ASSIGNMENT: Once the pictures are set aside, copy everything else in the records exactly.

DATA:
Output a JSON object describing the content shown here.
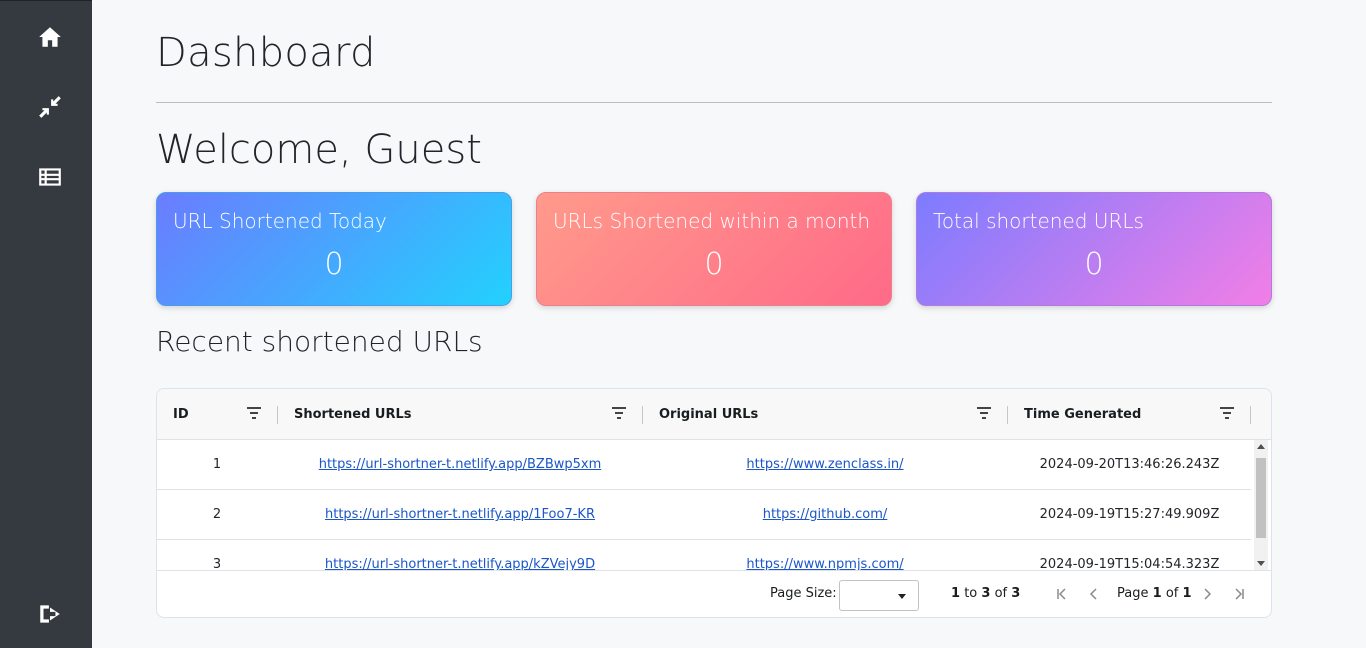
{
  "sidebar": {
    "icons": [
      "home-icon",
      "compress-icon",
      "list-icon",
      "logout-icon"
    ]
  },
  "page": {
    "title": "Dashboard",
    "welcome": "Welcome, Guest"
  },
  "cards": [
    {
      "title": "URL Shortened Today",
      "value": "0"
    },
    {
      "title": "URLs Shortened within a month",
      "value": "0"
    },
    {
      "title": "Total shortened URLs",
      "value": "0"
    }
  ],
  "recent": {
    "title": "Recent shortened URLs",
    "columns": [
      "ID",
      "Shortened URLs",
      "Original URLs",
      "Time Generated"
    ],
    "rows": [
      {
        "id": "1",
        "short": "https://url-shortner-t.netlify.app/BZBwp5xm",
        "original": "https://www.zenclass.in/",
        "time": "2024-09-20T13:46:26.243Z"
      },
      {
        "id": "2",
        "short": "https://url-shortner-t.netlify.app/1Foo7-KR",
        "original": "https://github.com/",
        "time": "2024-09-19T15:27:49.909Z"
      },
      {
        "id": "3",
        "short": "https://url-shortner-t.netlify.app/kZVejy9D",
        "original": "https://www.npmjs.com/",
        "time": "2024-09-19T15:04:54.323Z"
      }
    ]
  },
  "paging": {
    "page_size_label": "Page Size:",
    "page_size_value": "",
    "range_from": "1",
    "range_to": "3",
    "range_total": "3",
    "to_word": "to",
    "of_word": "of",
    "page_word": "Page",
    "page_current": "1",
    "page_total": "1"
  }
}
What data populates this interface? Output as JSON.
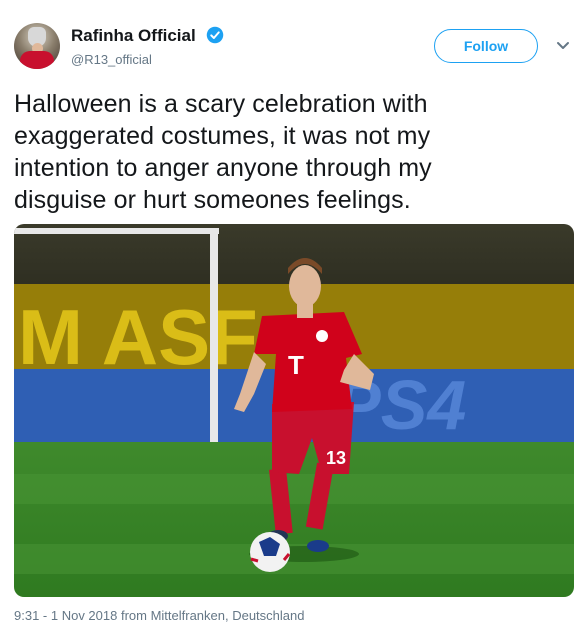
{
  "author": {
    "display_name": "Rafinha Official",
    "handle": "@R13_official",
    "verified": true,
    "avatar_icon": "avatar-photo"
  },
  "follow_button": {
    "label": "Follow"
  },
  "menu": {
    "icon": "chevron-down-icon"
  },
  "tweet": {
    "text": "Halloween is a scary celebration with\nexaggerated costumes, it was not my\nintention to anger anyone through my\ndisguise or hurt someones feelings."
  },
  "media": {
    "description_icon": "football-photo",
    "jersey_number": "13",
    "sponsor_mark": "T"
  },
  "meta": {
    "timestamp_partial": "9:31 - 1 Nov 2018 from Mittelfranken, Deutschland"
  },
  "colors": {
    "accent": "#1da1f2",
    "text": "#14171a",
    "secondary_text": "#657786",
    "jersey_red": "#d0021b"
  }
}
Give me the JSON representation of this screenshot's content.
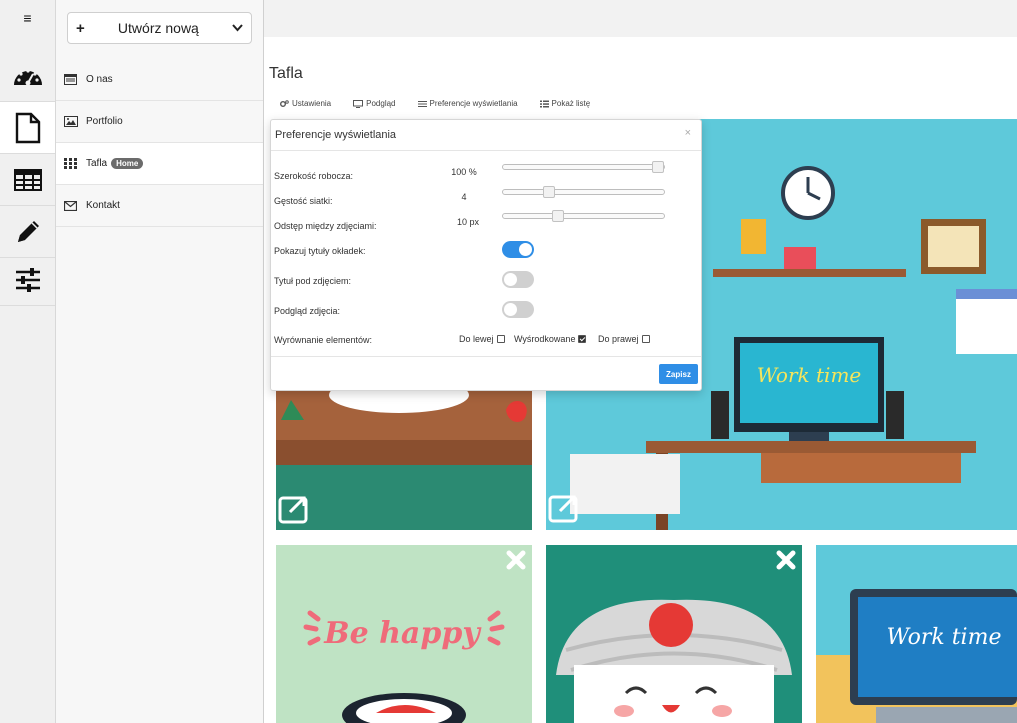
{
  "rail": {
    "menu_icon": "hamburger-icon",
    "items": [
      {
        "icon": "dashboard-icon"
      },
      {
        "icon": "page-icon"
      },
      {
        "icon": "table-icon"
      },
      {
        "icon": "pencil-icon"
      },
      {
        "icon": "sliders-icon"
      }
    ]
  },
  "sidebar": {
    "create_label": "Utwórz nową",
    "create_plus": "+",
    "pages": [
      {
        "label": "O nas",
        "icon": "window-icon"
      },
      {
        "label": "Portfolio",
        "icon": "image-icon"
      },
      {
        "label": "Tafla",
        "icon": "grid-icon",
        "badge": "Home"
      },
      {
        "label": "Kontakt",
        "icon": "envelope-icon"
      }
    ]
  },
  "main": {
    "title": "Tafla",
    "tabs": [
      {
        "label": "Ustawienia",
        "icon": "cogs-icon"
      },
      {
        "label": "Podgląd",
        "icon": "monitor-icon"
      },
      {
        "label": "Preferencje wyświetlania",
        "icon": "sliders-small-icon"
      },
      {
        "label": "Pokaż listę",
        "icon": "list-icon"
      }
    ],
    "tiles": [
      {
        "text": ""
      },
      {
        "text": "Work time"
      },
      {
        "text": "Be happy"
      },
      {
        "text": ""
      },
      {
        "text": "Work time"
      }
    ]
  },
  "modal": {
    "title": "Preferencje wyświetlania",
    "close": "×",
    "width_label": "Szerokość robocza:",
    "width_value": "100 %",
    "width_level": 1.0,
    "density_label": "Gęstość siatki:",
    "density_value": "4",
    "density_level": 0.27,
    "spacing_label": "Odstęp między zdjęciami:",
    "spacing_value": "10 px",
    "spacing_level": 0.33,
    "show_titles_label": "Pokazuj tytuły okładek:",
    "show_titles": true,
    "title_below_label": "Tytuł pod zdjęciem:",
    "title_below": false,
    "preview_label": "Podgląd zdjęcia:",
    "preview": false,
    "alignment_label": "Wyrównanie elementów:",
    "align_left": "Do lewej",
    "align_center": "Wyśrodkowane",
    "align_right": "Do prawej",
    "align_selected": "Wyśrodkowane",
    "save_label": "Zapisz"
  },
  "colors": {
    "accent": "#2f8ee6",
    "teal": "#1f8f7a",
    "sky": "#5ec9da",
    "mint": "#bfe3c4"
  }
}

TASK RESPONSE:
Output a JSON object describing the content shown here.
{
  "sidebar": {
    "icons": [
      "home-icon",
      "compress-icon",
      "list-icon",
      "logout-icon"
    ]
  },
  "page": {
    "title": "Dashboard",
    "welcome": "Welcome, Guest"
  },
  "cards": [
    {
      "title": "URL Shortened Today",
      "value": "0"
    },
    {
      "title": "URLs Shortened within a month",
      "value": "0"
    },
    {
      "title": "Total shortened URLs",
      "value": "0"
    }
  ],
  "recent": {
    "title": "Recent shortened URLs",
    "columns": [
      "ID",
      "Shortened URLs",
      "Original URLs",
      "Time Generated"
    ],
    "rows": [
      {
        "id": "1",
        "short": "https://url-shortner-t.netlify.app/BZBwp5xm",
        "original": "https://www.zenclass.in/",
        "time": "2024-09-20T13:46:26.243Z"
      },
      {
        "id": "2",
        "short": "https://url-shortner-t.netlify.app/1Foo7-KR",
        "original": "https://github.com/",
        "time": "2024-09-19T15:27:49.909Z"
      },
      {
        "id": "3",
        "short": "https://url-shortner-t.netlify.app/kZVejy9D",
        "original": "https://www.npmjs.com/",
        "time": "2024-09-19T15:04:54.323Z"
      }
    ]
  },
  "paging": {
    "page_size_label": "Page Size:",
    "page_size_value": "",
    "range_from": "1",
    "range_to": "3",
    "range_total": "3",
    "to_word": "to",
    "of_word": "of",
    "page_word": "Page",
    "page_current": "1",
    "page_total": "1"
  }
}
What data populates this interface? Output as JSON.
{
  "author": {
    "display_name": "Rafinha Official",
    "handle": "@R13_official",
    "verified": true,
    "avatar_icon": "avatar-photo"
  },
  "follow_button": {
    "label": "Follow"
  },
  "menu": {
    "icon": "chevron-down-icon"
  },
  "tweet": {
    "text": "Halloween is a scary celebration with\nexaggerated costumes, it was not my\nintention to anger anyone through my\ndisguise or hurt someones feelings."
  },
  "media": {
    "description_icon": "football-photo",
    "jersey_number": "13",
    "sponsor_mark": "T"
  },
  "meta": {
    "timestamp_partial": "9:31 - 1 Nov 2018 from Mittelfranken, Deutschland"
  },
  "colors": {
    "accent": "#1da1f2",
    "text": "#14171a",
    "secondary_text": "#657786",
    "jersey_red": "#d0021b"
  }
}
Give me the JSON representation of this screenshot's content.
{
  "rail": {
    "menu_icon": "hamburger-icon",
    "items": [
      {
        "icon": "dashboard-icon"
      },
      {
        "icon": "page-icon"
      },
      {
        "icon": "table-icon"
      },
      {
        "icon": "pencil-icon"
      },
      {
        "icon": "sliders-icon"
      }
    ]
  },
  "sidebar": {
    "create_label": "Utwórz nową",
    "create_plus": "+",
    "pages": [
      {
        "label": "O nas",
        "icon": "window-icon"
      },
      {
        "label": "Portfolio",
        "icon": "image-icon"
      },
      {
        "label": "Tafla",
        "icon": "grid-icon",
        "badge": "Home"
      },
      {
        "label": "Kontakt",
        "icon": "envelope-icon"
      }
    ]
  },
  "main": {
    "title": "Tafla",
    "tabs": [
      {
        "label": "Ustawienia",
        "icon": "cogs-icon"
      },
      {
        "label": "Podgląd",
        "icon": "monitor-icon"
      },
      {
        "label": "Preferencje wyświetlania",
        "icon": "sliders-small-icon"
      },
      {
        "label": "Pokaż listę",
        "icon": "list-icon"
      }
    ],
    "tiles": [
      {
        "text": ""
      },
      {
        "text": "Work time"
      },
      {
        "text": "Be happy"
      },
      {
        "text": ""
      },
      {
        "text": "Work time"
      }
    ]
  },
  "modal": {
    "title": "Preferencje wyświetlania",
    "close": "×",
    "width_label": "Szerokość robocza:",
    "width_value": "100 %",
    "width_level": 1.0,
    "density_label": "Gęstość siatki:",
    "density_value": "4",
    "density_level": 0.27,
    "spacing_label": "Odstęp między zdjęciami:",
    "spacing_value": "10 px",
    "spacing_level": 0.33,
    "show_titles_label": "Pokazuj tytuły okładek:",
    "show_titles": true,
    "title_below_label": "Tytuł pod zdjęciem:",
    "title_below": false,
    "preview_label": "Podgląd zdjęcia:",
    "preview": false,
    "alignment_label": "Wyrównanie elementów:",
    "align_left": "Do lewej",
    "align_center": "Wyśrodkowane",
    "align_right": "Do prawej",
    "align_selected": "Wyśrodkowane",
    "save_label": "Zapisz"
  },
  "colors": {
    "accent": "#2f8ee6",
    "teal": "#1f8f7a",
    "sky": "#5ec9da",
    "mint": "#bfe3c4"
  }
}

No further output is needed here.